Call it an appetizer to the $3.4 trillion banquet House Democrats have demanded for weeks. The Washington Post reported last night that all sides have finally agreed to focus on the most urgent aspects of COVID-19 relief, putting aside larger issues for the moment. The emergency relief would address unemployment benefits and extend eviction moratoriums as states struggle to reopen for business.
The White House tried making this offer last week, but to no avail. What changed? Perhaps the election schedule had something to do with it:
Senior White House officials said Tuesday that they made “very concrete offers” to Democrats related to unemployment benefits and eviction protections, and after days of bickering, both sides now appear to be trying to secure a compromise.
The agreement on a timeline came in a meeting with House Speaker Nancy Pelosi (D-Calif.), Senate Minority Leader Charles E. Schumer (D-N.Y.), Treasury Secretary Steven Mnuchin and White House Chief of Staff Mark Meadows.
The four have been meeting almost daily for a week. Their agreement Tuesday on a specific timeline to reach an overall deal constituted the most concrete progress yet.
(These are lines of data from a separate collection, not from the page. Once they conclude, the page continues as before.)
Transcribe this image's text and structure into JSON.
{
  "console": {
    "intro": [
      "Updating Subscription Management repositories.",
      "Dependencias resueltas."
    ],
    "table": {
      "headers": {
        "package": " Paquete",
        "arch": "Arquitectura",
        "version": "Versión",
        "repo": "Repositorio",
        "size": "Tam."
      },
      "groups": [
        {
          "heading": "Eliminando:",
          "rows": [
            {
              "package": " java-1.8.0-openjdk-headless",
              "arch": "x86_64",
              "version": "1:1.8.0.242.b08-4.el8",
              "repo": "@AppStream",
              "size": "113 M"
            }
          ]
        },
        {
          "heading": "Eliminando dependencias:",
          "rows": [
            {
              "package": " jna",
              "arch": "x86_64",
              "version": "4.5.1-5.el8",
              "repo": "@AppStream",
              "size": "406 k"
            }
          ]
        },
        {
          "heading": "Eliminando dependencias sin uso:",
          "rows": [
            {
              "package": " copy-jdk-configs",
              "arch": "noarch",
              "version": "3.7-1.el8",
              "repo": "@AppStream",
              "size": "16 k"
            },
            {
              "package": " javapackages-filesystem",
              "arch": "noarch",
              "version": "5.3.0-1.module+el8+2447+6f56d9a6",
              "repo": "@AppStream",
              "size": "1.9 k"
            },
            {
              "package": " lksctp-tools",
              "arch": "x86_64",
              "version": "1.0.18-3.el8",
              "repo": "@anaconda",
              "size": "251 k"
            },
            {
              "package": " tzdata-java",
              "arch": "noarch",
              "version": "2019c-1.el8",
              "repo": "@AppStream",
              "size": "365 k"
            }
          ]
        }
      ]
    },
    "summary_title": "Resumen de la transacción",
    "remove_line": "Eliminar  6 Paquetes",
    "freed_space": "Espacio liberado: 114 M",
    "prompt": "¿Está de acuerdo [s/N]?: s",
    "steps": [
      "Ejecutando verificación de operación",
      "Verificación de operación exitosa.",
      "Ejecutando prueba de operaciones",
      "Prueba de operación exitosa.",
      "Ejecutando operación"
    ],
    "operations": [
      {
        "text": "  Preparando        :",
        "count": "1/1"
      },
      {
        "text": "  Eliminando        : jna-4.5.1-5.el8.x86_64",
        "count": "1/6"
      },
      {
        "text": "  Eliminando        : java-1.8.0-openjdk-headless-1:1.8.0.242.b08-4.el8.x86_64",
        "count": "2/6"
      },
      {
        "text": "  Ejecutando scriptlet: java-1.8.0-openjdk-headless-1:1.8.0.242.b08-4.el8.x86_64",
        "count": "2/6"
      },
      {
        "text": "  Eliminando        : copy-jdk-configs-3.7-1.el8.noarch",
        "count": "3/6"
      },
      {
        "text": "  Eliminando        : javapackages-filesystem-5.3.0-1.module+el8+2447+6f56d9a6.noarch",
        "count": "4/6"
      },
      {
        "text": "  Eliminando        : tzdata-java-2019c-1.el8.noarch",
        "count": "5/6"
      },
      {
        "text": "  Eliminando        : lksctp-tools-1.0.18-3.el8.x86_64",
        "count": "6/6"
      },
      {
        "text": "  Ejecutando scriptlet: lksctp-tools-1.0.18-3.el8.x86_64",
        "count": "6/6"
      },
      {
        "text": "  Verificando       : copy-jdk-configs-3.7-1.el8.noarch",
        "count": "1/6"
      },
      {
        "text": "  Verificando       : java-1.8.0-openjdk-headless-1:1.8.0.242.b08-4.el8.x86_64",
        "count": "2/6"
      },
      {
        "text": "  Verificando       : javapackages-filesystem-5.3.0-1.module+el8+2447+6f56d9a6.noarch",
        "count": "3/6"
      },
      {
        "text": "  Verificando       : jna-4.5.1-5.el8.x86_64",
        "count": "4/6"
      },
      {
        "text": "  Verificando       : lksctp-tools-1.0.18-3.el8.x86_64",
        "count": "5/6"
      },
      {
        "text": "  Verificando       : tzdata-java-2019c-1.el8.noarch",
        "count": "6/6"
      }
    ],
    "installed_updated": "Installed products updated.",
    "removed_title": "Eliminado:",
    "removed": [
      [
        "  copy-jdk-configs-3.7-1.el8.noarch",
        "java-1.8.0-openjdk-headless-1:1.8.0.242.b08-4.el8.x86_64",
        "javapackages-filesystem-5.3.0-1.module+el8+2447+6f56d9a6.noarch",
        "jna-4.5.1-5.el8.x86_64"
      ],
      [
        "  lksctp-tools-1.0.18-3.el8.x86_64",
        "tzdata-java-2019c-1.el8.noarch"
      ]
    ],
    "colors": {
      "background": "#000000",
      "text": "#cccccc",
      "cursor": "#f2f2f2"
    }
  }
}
It suggests that the White House has backed off efforts to pass a stand-alone extension of unemployment benefits — and will also stand down, at least for now, on more recent threats to act unilaterally through executive orders if no deal can be reached with Congress.